Site icon Concord Carpenter

Stanley No. 60-1/2 Block Plane

Stanley No. 60-1/2 Block Plane Tool Review

As a carpenter and sometimes woodworker I have a half dozen specialty panes and related power planing tools in my shop. More often than not, when I need to perform a planing operation, I reach for my block plane. Block planes are the most popular hand plane sold as well as most useful. we had had the chance to review the  Stanley No. 60-1/2 Block Plane.

Photo: My collection of Stanley Planes.

I have two: a Stanley No. 9- 1/2 block plane [left] and my vintage Stanley No. 220 block plane [right] in photo below.

My two favorite block planes: Stanley 9-1/2 and Stanley 220

Useful and Portable

A low angle block plane is small enough for one handed finishing or fitting and is useful in almost any planing operation. One big plus for a carpenter is that this handy tool is small enough to fit in my tool belt!

Using the Stanley 60-1/2 Low angle Block Plane to plane Maple

A sharp, properly adjusted block plane can take super thin shavings off a piece of wood being scribed to fit, adjust trim miters, chamfer an edge, fit a door, trim end grain or remove mill marks leaving the woods edge as smooth as glass.

Because block planes do so much for finish carpentry, it’s the number one hand plane on the job site, as well as in small wood shops and homeowners toolboxes.Stanley Tool Company recently sent me a Stanley No. 60-1/2 Block Plane to test and evaluate. Photo below.
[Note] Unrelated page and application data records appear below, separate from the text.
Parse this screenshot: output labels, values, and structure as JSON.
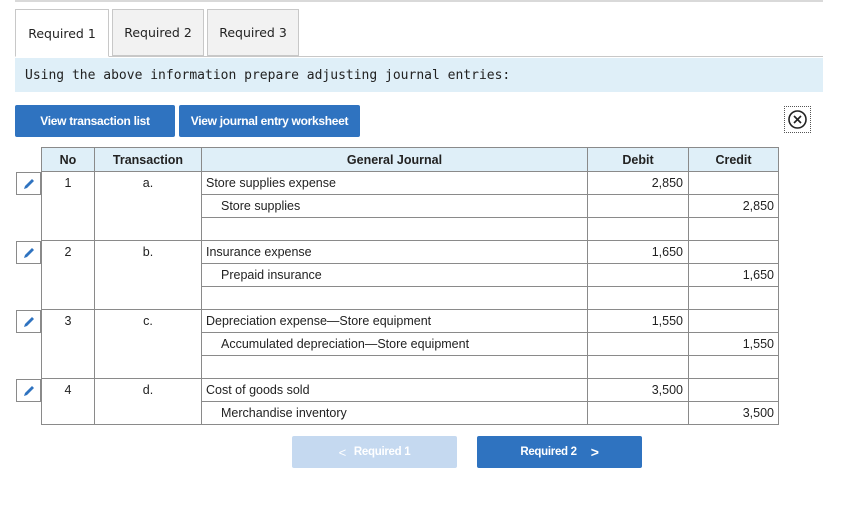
{
  "tabs": [
    "Required 1",
    "Required 2",
    "Required 3"
  ],
  "instruction": "Using the above information prepare adjusting journal entries:",
  "buttons": {
    "view_transactions": "View transaction list",
    "view_worksheet": "View journal entry worksheet"
  },
  "table": {
    "headers": {
      "no": "No",
      "transaction": "Transaction",
      "general_journal": "General Journal",
      "debit": "Debit",
      "credit": "Credit"
    },
    "entries": [
      {
        "no": "1",
        "transaction": "a.",
        "debit_account": "Store supplies expense",
        "credit_account": "Store supplies",
        "debit": "2,850",
        "credit": "2,850"
      },
      {
        "no": "2",
        "transaction": "b.",
        "debit_account": "Insurance expense",
        "credit_account": "Prepaid insurance",
        "debit": "1,650",
        "credit": "1,650"
      },
      {
        "no": "3",
        "transaction": "c.",
        "debit_account": "Depreciation expense—Store equipment",
        "credit_account": "Accumulated depreciation—Store equipment",
        "debit": "1,550",
        "credit": "1,550"
      },
      {
        "no": "4",
        "transaction": "d.",
        "debit_account": "Cost of goods sold",
        "credit_account": "Merchandise inventory",
        "debit": "3,500",
        "credit": "3,500"
      }
    ]
  },
  "nav": {
    "prev_label": "Required 1",
    "prev_arrow": "<",
    "next_label": "Required 2",
    "next_arrow": ">"
  },
  "colors": {
    "accent": "#2f73c0",
    "disabled": "#c5d9f0",
    "header_bg": "#dfeff8"
  }
}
When I told a contractor friend of mine that I was evaluating a Stanley No. 60-1/2 Block Plane he asked me to inquire about the blade quality and hardness. In my research on this tool I found out that the blade is made from “A2 tool steel.”

A2 steel is an air hardening tool steel capable of being hardened throughout. This type of tool steel is used for applications which involve extreme accuracy. A2 steel displays a good balance between hardness, toughness and longer edge retention which is an important requirement to me on a job site.

When I received the Stanley No. 60- 1/2 plane [Model # 12-139] it came in a durable, quality looking box and wrapped in an air tight bag, for moisture protection.

After taking out and holding the plane, my first impression was that it “felt” like quality and had a really nice “fit and finish” to it, which usually indicates quality workmanship and construction went into the tool.


In my experience most hand planes are not ready to use out of the box.

I’ve often found it necessary to have to flatten the sole, file the blade bed and re-sharpen the blade before getting the whisper thin cuts I’m looking for. All of these steps are tedious and time consuming but needed to get the plane in top performance.

Checking the sole plate for flatness


I was surprisingly pleased to find that this Stanley No. 60-1/2 Block Plane came out of the box with precision ground sides and super flat, mirror like polish on the shoe bottom. Both met at 90 degrees and really did not need extra adjustments or flattening.

The 1/8″ thick blade is ground to 25 degrees and was surprisingly sharp and I was shocked when it passed my “shave the hairs on the back of my hand” test.
No additional sharpening was needed during the week I tested this plane but I have since sharpened it a bit more and added a 5 degree micro bevel to the blade as well as polish flat the back side of the blade.


Its base and frog are machined as one piece, real classy touch, which will reduce chatter and provide this plane with added stability.

This plane has a solid weight [2 lbs] and ergonomic grip that just “feels’ like quality. It’s heavier frame will no doubt help to reduce chatter and vibration during use.

User-friendly mechanical adjustment opens and closes the mouth quickly, precisely and was smooth to operate. I really like the quality brass levers and wheels.

To adjust the mouth, a turn of the knob below loosened the tension on the lever which controls the mouth opening.

Mouth opening shown below. This is where the blade extends from.


The depth adjustment was remarkably easy. Just slightly loosen the lever wheel cap, photo below.

Then adjust the blade with the depth adjustment screw. Lightly tightening the lever cap wheel when satisfied with the blade depth.


It is hard to say a bad word about the Stanley No. 60-1/2 low angle block plane. I thought it a bit heavy to carry in my tool belt but it’s perfect for the shop. The fit, finish, accuracy and the performance of this plane is way, way above average and is priced ready to sell.

Photo: Planing a Maple hardwood board.


Currently available at woodworking supply stores, and online, this plane sells for a retail price of $99.99. Well worth it!

If you enjoyed this post, please consider commenting or subscribing to receive my future posts via email

If you enjoyed this post, make sure you subscribe to my RSS feed!
Exit mobile version